To do a pull-up, ensure you have a sturdy bar overhead that will hold your weight and grip it firmly. Then, using your arms, start to pull your body upwards until your chin is over the bar. This can be repeated until you feel satisfied. 


Squats are a great method to begin exercising your quads, glutes, abdominals, and hamstrings using your own body weight. This is an easily incorporated exercise move, as it can be done throughout the day at home or even subtly integrated during errands.

Functional Fitness Group doing squats at West End AC

Exercise your quads, glutes, abdominal muscles and hamstrings with Squats

To do a squat, start by standing with your legs spread shoulder width apart, as this ensures proper posture and efficient movement. Proceed to bend your knees in line with the toes of your feet and lower your butt towards the ground, stopping when you are horizontal with your knees. You can then slowly rise back up again and repeat.  

Sled Push/Pull

When done properly, this activity should activate your glutes, calves, middle back, shoulders, triceps, biceps, and hamstrings. Using this variety of muscles makes for an effective functional fitness exercise.

A TANK™ M4 push sled at West End AC

Using the Push Sled for resistance training works a variety of muscles

West End AC uses the TANK™ M4 push sled on wheels for resistance. The faster you push, the more resistance, which makes it quick and easy to adjust your exercise without stopping to add or remove weights. The resistance levels can be set at each end, allowing one resistance on the push and a different resistance on the pull.

Jump Squats

The jump squat, similar to the regular squat, works the muscles of the quads, glutes, hamstrings, and abdominals. And adding a jumping element also affects your calves and shoulders. A jumping squat is the perfect combination of bodyweight exercise, resistance training, and a plyometric element.  

To do a jump squat, prepare yourself in the same way as you would a regular squat, but bent slightly lower to the ground. When you rise back up, use the momentum to send you into a straight-leg jump.

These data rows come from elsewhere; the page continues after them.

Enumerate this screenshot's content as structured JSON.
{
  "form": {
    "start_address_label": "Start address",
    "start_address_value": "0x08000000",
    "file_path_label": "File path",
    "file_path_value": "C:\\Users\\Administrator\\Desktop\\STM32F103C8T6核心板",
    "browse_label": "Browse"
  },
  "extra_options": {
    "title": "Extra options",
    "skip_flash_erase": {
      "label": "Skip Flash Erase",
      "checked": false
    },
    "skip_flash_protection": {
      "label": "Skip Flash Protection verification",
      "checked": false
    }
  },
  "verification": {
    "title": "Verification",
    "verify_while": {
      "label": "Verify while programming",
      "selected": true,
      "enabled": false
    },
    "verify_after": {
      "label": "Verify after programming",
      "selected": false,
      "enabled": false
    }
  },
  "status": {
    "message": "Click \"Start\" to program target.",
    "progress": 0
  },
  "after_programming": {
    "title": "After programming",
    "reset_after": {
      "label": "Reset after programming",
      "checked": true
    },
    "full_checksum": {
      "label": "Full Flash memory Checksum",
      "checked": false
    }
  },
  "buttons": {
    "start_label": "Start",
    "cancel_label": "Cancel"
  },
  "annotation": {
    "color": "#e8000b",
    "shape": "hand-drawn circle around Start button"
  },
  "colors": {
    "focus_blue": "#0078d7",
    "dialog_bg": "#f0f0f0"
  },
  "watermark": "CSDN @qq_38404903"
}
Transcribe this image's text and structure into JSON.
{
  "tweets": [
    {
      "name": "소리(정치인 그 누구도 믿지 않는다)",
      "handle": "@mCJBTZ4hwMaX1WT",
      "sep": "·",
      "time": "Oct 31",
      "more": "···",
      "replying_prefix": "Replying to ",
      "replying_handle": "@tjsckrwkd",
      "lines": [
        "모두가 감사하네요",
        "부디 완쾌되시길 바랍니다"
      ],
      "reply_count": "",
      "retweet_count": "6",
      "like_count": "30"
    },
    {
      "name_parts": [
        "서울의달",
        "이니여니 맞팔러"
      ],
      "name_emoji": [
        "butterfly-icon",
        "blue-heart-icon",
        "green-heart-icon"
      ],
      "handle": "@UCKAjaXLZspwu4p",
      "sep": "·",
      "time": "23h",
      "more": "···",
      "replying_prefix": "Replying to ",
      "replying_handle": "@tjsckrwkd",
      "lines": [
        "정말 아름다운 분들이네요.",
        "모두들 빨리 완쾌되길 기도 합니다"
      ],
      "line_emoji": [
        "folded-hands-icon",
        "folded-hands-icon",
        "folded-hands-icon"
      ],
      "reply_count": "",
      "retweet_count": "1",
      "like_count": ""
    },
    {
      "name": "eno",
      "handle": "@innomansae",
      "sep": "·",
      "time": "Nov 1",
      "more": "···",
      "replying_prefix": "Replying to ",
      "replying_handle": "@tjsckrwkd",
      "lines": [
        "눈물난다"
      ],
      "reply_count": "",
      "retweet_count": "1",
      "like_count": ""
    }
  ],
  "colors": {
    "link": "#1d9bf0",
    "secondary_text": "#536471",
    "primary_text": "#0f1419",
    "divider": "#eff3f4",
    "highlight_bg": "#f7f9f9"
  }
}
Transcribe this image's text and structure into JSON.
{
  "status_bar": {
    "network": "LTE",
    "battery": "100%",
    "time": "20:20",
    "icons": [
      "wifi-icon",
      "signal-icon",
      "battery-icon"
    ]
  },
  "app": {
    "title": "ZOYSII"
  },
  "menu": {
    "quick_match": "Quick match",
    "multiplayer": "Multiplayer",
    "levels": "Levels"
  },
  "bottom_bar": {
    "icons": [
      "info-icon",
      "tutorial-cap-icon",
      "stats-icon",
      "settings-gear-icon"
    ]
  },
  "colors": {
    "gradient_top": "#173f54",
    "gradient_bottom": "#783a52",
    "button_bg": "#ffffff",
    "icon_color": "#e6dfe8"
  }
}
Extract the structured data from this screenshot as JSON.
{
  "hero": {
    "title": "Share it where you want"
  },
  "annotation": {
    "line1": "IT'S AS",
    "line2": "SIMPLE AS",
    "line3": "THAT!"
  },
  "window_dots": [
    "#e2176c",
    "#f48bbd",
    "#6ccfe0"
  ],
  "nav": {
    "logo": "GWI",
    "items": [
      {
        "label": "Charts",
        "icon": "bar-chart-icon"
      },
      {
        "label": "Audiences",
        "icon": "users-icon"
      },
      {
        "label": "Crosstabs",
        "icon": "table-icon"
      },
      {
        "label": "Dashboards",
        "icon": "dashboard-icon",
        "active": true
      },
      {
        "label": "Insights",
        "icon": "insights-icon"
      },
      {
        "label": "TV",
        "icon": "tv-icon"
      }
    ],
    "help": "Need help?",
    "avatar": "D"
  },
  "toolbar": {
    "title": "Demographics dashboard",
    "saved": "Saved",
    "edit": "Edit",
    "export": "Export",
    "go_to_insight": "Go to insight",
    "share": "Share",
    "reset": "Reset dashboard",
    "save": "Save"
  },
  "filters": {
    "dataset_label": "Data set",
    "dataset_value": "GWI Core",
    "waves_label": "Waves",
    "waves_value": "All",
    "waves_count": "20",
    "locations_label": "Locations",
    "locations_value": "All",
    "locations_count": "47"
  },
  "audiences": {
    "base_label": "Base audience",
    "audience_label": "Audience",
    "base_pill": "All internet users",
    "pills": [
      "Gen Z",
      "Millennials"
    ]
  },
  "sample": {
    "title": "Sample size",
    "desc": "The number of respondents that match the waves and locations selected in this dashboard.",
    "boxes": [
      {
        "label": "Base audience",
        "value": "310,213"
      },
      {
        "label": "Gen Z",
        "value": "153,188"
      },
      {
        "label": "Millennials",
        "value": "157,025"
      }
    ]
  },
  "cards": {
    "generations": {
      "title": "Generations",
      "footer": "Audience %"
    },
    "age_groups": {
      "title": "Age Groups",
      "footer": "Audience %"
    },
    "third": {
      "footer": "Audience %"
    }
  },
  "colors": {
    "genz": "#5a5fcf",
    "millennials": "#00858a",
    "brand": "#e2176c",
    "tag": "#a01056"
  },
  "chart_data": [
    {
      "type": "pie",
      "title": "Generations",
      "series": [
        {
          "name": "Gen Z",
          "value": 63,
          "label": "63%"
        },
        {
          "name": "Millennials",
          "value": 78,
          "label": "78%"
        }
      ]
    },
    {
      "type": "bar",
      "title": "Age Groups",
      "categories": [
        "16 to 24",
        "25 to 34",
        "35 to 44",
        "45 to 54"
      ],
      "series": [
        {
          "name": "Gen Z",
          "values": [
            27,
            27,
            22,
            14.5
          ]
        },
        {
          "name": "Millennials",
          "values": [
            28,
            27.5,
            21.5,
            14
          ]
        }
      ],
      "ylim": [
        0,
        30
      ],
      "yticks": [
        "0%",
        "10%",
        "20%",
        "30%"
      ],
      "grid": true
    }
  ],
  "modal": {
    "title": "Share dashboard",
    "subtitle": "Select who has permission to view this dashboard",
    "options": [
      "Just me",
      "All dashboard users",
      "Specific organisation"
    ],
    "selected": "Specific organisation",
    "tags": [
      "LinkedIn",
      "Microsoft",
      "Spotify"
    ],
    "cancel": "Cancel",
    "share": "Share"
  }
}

A TANK™ M4 push sled at West End AC

Using the Push Sled for resistance training works a variety of muscles

Dumbbell Thruster 

A dumbbell thruster combines squatting elements with additional weight and arm strength. If done correctly, this exercise should target the quads, shoulders, core, triceps, and glutes. Dumbbell thrusters create engagement for every section of the body and should not be overlooked in your functional fitness routine. 

Dumbbell rack at West End Athletic Club in Toronto

Free weights are a great tool in Functional Fitness Activities

Miguel Valdez - NASM  Certified Personal Trainer

Miguel Valdez – NASM Certified Personal Trainer

To do a dumbbell thruster, follow the same steps as a squat, except with the utilization of two free weights for each hand. When ascending from your squatted position, begin to move the weights above your head, then directly over it once you have straightened your knees and stood at full height. Repeat as necessary. 


Pushups are a classic functional fitness activity. A pushup will mainly target the muscles in your arms, such as the pectorals, triceps, and anterior deltoids, but it can also improve core strength. It is one of the best bodyweight exercises for anyone looking to get into functional training. 

To do a pushup, start by getting in a plank position and placing your hands on the floor at shoulder width. You can then raise and lower your body using the strength from your arms alone.

Miguel Valdez – NASM Certified Personal Trainer

To learn more about structured exercises and gym-based fitness, visit our website. You can also set up a private training session with our trainer Miguel Valdez